Sometimes I stay up really late just to plug in my laptop to charge when the electricity comes. When I say really late, I mean like 11pm. What? In Nepal, that’s really late. Sometimes I choose to live life without modern technologies. Until the weekend that is, when I am at home and can charge devices whenever the electricity comes. You see, this is the thing. Most of the time the electricity is gone in the morning, when you would reasonably want to wash your hair and dry it, or maybe make a toast. Then it comes back when you’re at work. Once you’re back from work the electricity is gone again. No reheating your dinner in the microwave, but hey, you get to be all romantic in the bathroom. So really, unless your office has a generator, you pretty much spend the whole day without electricity. As daunting as it may sound, it’s actually not that bad. One somehow gets used to it fairly quickly. Or maybe I’m just saying it to make myself feel better.

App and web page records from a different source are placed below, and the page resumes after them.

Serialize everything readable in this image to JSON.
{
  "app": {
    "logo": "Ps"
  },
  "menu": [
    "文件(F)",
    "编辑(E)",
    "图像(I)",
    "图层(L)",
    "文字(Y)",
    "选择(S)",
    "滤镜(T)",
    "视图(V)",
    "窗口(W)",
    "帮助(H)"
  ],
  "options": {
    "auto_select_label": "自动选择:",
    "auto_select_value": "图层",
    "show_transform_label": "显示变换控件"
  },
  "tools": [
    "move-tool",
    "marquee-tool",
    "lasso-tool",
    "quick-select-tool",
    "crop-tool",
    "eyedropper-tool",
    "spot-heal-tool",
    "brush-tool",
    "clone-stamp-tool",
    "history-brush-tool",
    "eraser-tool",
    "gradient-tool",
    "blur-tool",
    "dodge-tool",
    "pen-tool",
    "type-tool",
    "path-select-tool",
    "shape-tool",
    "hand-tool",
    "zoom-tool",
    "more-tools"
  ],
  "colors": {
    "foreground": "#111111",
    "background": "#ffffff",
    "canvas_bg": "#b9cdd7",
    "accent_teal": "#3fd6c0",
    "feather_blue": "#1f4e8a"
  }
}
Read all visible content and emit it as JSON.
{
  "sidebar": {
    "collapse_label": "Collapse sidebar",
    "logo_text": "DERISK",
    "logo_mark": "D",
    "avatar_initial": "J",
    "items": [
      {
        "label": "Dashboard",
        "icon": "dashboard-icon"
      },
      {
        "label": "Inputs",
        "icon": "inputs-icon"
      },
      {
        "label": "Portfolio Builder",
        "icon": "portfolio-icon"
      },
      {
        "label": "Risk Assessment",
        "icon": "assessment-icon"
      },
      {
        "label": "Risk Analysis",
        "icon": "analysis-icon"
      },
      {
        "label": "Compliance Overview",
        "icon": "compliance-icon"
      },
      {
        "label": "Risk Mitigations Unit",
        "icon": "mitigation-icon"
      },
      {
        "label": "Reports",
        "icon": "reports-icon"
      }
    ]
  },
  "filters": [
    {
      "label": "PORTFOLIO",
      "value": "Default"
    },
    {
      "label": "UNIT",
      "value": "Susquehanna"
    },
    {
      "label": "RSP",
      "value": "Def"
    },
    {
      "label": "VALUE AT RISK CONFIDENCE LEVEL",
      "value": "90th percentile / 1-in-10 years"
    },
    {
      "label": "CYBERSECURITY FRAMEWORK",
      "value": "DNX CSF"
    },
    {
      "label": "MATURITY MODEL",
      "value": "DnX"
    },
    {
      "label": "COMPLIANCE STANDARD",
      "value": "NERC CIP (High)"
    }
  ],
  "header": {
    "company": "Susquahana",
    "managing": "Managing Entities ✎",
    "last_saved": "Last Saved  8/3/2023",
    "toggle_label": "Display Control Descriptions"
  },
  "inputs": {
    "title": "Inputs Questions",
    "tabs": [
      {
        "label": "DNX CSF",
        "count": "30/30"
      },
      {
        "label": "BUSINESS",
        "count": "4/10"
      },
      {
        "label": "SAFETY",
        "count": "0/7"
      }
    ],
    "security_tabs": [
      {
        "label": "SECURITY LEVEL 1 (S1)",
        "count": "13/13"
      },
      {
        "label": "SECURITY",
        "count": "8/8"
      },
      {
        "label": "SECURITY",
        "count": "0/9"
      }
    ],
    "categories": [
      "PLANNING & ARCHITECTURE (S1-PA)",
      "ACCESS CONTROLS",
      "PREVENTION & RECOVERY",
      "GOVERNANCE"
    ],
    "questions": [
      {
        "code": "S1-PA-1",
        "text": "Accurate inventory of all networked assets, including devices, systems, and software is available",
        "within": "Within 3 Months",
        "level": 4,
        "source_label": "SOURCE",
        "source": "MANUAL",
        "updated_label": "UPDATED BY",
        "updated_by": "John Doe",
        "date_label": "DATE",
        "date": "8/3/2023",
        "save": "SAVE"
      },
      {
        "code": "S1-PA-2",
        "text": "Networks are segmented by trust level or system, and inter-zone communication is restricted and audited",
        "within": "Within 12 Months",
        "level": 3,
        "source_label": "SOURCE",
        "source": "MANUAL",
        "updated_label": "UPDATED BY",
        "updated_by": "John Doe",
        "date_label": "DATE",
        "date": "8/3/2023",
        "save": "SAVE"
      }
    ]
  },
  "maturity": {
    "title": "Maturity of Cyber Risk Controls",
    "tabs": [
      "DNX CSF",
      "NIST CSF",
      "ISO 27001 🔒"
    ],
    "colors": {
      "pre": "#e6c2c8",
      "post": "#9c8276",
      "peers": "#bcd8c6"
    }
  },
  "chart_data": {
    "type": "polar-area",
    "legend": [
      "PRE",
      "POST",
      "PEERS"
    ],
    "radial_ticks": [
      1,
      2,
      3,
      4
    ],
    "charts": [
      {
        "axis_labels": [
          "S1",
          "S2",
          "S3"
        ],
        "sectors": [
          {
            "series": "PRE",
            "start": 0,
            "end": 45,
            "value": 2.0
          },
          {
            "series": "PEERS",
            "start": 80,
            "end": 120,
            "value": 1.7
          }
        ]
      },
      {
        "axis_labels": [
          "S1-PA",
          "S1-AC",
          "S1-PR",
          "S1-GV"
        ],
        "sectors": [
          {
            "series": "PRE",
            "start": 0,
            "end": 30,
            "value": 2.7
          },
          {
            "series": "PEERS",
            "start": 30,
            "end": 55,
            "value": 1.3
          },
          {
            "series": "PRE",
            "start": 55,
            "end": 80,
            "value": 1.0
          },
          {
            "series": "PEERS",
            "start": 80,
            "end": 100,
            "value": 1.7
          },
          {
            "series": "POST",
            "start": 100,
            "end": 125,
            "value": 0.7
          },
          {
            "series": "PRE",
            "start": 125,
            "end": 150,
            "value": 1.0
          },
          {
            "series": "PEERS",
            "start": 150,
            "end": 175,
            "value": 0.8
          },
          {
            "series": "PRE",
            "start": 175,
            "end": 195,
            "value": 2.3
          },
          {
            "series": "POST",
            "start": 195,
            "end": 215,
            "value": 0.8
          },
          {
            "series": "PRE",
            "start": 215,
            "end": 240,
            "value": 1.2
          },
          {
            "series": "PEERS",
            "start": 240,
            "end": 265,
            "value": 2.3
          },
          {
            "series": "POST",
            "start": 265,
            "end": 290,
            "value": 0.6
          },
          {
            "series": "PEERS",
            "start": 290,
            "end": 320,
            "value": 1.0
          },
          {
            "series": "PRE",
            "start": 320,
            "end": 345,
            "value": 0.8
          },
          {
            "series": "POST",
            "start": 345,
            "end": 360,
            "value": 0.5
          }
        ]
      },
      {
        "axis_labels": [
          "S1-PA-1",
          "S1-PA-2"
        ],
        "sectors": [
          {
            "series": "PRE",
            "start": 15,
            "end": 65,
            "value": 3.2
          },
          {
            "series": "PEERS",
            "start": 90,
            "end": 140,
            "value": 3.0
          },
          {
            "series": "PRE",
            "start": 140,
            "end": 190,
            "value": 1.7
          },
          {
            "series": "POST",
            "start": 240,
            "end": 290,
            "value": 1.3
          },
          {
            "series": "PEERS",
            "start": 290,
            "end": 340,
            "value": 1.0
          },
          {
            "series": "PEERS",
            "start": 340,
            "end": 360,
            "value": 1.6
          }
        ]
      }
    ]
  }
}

Things you probably shouldn’t do when in Nepal

1. Eat from a roadside stand

This is a big no-no for me. I understand there are adventurous people who like to try everything, but for me adventure doesn’t really entail getting violently sick while touring Swayambhunath temple and desperately looking for a bathroom while monkeys eye me suspiciously. No matter how inviting those snacks might look, I strongly suggest to pass it up. (tip: don’t try to pet the monkeys while at Swayambhunath – it probably won’t end well, for you)

2. Ride on top of the public bus

When I went to Pokhara I saw this tourist ride on top of the bus heading the same way. The road to Pokhara is a winding 200 km road where trucks stop for no one and nothing. Buses as well. They drive like crazy and not rarely does a bus fly across the cliff and into the river. Riding those buses is a lottery, and riding on the roof of those buses is a suicide, at least for a tourist. Poor girl I saw on top of that bus to Pokhara looked so pale, holding onto her dear life probably thinking “what the hell did I get myself into!?”. I bet she kissed the ground when she finally got off 4 hours later. You don’t wanna do that to yourself.

3. Try to blend in

Let’s face it, unless you’re Indian, you’re probably never ever going to be able to blend in. You can learn Nepali, wear a saree, hop on the bike sitting sideways (if you’re a girl) in your flip-flops in the middle of December, but if you’re white, all your efforts are in vain. You will always stick out like a sore thumb, shining bright in the Nepali sun. And everyone will stare at you. Openly. And you’ll feel awkward. Until you decide to wave to people staring at you. Then they’ll feel awkward. Not that I’ve done that or anything.

4. Get frustrated with traffic

There is just no point. Traffic in Nepal is crazy and don’t try to understand it, or even worse correct it. I honestly think Nepalis enjoy the chaos of traffic in Kathmandu (minus Mr.B. who hates it beyond reason). Most of the time traffic gets so congested and people get so frustrated that only an army guy can settle problems. I found traffic police to be totally useless there. The most annoying thing is how people form gazillion lanes making the traffic even more congested.

Yup, traffic in K-city

Yup, traffic in K-city

5. Assume you’ll be able to eat toast in the morning

One of the great perks of living in Nepal, is having to deal with load shedding. Oh, the infamous load shedding. Be prepared for lots of quiet time sitting in the dark hoping you get sleepy soon. If there’s electricity do everything you possibly can that requires electricity at that time and don’t leave anything for later because the chances of you not being able to have toast for breakfast are high. You better be a fan of cereal with cold milk.

6. Force Nepalis to show up on time

It’s simply not happening. They all operate on Nepali time which is about 45 minutes behind the real time. So don’t expect your friends in Nepal to be there at the exact scheduled time. Well, actually, they are showing up on time, it’s you who’s early. Don’t fret over it because you might as well lose your mind soon. Grab a book and read or just do some good old people watching. Wave to everyone who stares at you. Help the army guy sort out the traffic jam. Or not.